Well, nicely put, your business will have a crisis as even WPEngine's environment cannot handle a huge number of visits, if caching is off and they hadn't prepared for the load in advance.
The above 502 error shows you just such a crisis. This happened to our client Dave McGeady this weekend. Dave's dream came true: his small business was featured in a full page article in the Daily Mirror national newspaper in the UK. Wyldsson Elite Nutrition has had a sudden spike in visitors. As Dave explains.
Rory McIlroy (golfer) was eating my products on television while he was playing golf on Sunday.
This is truly a great media mention. Such a huge amount of traffic to your site sounds like a great boost for your business, right? Well, not if your site cannot handle it.
A small business can only hope for a few such events per year. To lose that traffic to 502 errors is worse than frustrating.
The only solutions in such a case are, as far as I can tell, getting moved to a stronger server or node or disabling plugins you don't need desperately and WordPress functionality like (sending of emails), while the huge load lasts. Preferably both.
If you are a developer or have a team of developers and want to go with the first option - handle cookies in PHP with Ajax, here is a neat article about how to set it all up:
WP Engine Failed Dave McGeady: What WP Engine Should Have Done Better
The above is a cool developer's perspective written by Karol. I'm Alec the founder and creative director at Foliovision. As a business owner, I think a bit differently: I'd be furious if my (relatively) expensive hosting went down under load. My expectation would be completely different. Instead of making excuses for the failure as did John at WP Engine, shifting blame to payment provider Paymill, WP Engine should have moved Dave's site immediately to a high availability node and worked with Dave through the spike to keep his site up.

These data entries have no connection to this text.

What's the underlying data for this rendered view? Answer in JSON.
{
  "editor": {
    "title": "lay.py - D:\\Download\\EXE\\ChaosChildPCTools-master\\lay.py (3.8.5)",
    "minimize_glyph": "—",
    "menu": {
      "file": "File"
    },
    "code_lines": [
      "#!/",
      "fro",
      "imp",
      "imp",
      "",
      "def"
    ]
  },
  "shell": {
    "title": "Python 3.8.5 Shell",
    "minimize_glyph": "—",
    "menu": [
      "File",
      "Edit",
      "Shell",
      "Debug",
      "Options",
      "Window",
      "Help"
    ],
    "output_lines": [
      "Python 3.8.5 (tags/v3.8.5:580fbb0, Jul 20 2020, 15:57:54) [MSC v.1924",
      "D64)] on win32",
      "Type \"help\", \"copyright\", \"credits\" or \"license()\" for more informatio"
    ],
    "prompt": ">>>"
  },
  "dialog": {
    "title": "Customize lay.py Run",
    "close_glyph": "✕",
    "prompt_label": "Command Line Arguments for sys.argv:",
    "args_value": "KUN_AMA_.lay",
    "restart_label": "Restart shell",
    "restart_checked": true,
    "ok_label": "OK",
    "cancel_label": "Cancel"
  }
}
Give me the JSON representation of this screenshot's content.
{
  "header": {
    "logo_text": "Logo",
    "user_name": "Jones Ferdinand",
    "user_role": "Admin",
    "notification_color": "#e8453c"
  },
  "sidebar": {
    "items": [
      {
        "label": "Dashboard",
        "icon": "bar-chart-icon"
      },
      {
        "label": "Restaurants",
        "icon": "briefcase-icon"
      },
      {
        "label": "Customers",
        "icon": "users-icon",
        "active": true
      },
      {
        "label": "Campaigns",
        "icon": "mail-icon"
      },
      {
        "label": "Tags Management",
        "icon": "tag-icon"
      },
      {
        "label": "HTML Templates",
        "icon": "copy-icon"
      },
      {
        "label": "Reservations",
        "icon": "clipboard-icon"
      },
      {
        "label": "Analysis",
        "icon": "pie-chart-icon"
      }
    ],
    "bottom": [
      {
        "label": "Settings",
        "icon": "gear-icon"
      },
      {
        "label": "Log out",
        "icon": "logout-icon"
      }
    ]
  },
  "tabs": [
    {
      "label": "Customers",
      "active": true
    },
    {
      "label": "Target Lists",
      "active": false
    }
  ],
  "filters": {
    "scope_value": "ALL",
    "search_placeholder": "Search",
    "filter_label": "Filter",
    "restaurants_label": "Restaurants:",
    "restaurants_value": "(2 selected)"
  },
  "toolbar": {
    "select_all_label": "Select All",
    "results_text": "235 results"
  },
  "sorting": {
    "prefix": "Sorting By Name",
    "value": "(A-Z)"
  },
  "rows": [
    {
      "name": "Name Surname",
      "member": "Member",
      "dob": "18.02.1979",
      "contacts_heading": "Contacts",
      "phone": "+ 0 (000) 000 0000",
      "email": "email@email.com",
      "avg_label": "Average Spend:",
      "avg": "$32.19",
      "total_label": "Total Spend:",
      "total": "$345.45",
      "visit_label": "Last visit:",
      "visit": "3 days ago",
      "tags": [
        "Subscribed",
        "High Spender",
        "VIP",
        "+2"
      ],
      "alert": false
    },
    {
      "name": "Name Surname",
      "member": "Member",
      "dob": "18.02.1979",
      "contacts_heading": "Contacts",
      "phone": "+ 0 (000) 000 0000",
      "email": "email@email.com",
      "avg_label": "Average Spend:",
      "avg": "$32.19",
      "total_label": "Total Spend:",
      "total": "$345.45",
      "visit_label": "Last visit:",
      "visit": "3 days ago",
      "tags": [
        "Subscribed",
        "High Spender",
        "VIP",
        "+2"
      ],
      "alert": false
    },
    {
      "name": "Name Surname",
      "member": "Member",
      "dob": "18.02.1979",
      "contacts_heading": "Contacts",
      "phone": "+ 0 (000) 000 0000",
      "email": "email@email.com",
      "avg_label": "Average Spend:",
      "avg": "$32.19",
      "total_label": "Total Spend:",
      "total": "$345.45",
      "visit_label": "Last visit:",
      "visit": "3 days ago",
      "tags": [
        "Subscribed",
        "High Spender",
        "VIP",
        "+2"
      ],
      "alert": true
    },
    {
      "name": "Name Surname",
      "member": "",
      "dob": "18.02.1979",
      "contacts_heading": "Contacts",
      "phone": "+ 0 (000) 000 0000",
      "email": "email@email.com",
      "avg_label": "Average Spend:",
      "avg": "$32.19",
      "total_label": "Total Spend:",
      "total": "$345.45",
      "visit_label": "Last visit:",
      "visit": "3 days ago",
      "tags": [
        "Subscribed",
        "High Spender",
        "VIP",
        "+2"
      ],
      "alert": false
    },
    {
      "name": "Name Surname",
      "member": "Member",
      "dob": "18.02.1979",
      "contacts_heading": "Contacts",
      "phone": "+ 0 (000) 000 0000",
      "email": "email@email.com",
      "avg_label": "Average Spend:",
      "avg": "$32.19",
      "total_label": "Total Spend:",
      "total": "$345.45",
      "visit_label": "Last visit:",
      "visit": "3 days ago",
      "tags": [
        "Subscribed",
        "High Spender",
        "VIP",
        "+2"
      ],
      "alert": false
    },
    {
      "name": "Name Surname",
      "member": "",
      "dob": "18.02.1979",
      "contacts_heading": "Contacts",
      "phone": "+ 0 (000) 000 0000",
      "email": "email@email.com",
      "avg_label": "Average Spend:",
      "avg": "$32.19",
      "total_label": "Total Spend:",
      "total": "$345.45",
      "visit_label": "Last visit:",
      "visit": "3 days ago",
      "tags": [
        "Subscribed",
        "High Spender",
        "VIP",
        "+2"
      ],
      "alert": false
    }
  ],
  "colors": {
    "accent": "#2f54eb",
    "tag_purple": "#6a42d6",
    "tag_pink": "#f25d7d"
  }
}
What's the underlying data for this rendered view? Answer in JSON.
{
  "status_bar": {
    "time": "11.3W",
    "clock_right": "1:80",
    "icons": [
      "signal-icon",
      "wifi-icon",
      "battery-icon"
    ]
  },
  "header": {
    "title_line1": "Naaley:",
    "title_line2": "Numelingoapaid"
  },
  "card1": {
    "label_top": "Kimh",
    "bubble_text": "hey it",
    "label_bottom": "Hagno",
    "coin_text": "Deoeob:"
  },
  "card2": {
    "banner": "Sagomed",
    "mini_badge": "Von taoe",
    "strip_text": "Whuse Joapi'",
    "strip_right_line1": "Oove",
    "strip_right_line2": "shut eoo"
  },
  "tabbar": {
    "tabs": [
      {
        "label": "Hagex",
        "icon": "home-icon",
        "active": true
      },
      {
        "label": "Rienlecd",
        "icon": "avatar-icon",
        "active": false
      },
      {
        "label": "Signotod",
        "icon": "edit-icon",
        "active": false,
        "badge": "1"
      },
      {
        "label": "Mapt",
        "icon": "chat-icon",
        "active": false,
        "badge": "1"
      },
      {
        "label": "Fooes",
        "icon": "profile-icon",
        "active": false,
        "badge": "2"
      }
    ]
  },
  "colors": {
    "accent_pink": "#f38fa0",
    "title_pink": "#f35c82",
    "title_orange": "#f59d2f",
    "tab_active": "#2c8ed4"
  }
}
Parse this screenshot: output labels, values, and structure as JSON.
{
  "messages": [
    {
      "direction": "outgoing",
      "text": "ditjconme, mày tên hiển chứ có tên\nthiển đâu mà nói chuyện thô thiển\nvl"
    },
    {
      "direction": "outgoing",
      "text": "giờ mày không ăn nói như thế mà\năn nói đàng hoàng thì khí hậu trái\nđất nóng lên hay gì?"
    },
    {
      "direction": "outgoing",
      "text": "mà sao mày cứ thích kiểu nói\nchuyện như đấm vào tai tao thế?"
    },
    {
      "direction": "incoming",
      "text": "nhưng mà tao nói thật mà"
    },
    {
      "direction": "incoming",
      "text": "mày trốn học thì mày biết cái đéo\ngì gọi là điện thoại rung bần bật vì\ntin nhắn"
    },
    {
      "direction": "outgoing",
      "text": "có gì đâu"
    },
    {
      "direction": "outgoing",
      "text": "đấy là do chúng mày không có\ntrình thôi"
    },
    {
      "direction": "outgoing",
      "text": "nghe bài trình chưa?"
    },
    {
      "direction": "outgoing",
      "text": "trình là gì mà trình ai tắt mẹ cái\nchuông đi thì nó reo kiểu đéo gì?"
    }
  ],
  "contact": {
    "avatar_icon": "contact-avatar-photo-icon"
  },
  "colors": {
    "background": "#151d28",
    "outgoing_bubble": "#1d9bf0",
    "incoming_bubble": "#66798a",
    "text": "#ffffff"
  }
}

If you don't know how WP Engine bills, here's how it works: you pay per visitor. Therefore by keeping Dave's site up, WP Engine would make more money. WP Engine's services are anything but free: each visitor costs .00065 cents which adds up quickly: two million visitors would cost $1300/month. This is not huge traffic: two million visitors/month is just 60K odd visitors per day.
Hopefully WP Engine doesn't have the temerity to try to bill Dave for the visitors to whom they served 502 pages, throwing out high value traffic and a one time opportunity forever. I'm worried they might as billing is based on IP addresses and these failing IP addresses are still IP addressed.
Sure WP Engine could insist Dave take some steps to lower the load but throwing his site down the memory hole during his short term spike is bad business and very bad manners.
Long Term Solution to WP Engine eCommerce Woes
WP Engine expecting all site owners to run their ecommerce according to their narrow guidelines is a bit developer centric and unrealistic.
It's not an impossible technical order. Our preferred caching solution HyperCache does not suffer from these limitations (HyperCache is very flexible with mobile themes as well).
WP Engine is a good host and have some fantastic technology (staging areas, built-in caching, automated backups) but ecommerce support is an area where they could really improve.
Urgent Improvements to High Load Process
Even more so, WP Engine's reaction to heavy load must improve. Media events happen unexpectedly and a business calibre host has to be ready to support your site instantly when they do.
What we do for our VIP hosted clients: we make sure there's enough processor available, we cut back on any unnecessary processor intensive features (i.e.subscribe to comments), make some dynamic sections static and ride out the storm with our clients with next to zero downtime. With the advantage of scale, WP Engine can and should automate most of this routine.
Wyldsson Elite Nutrition should not have gone down for longer than five or ten minutes, the time it takes WP Engine's tech team to automatically detect a 502, determine that it's not DDOS (i.e. it's legitimate traffic) and duplicate the site out to a higher availability node.
What happens afterwards and how WP Engine charges for the extra traffic is up to them. Taking down business sites during media events is not acceptable for premium hosting.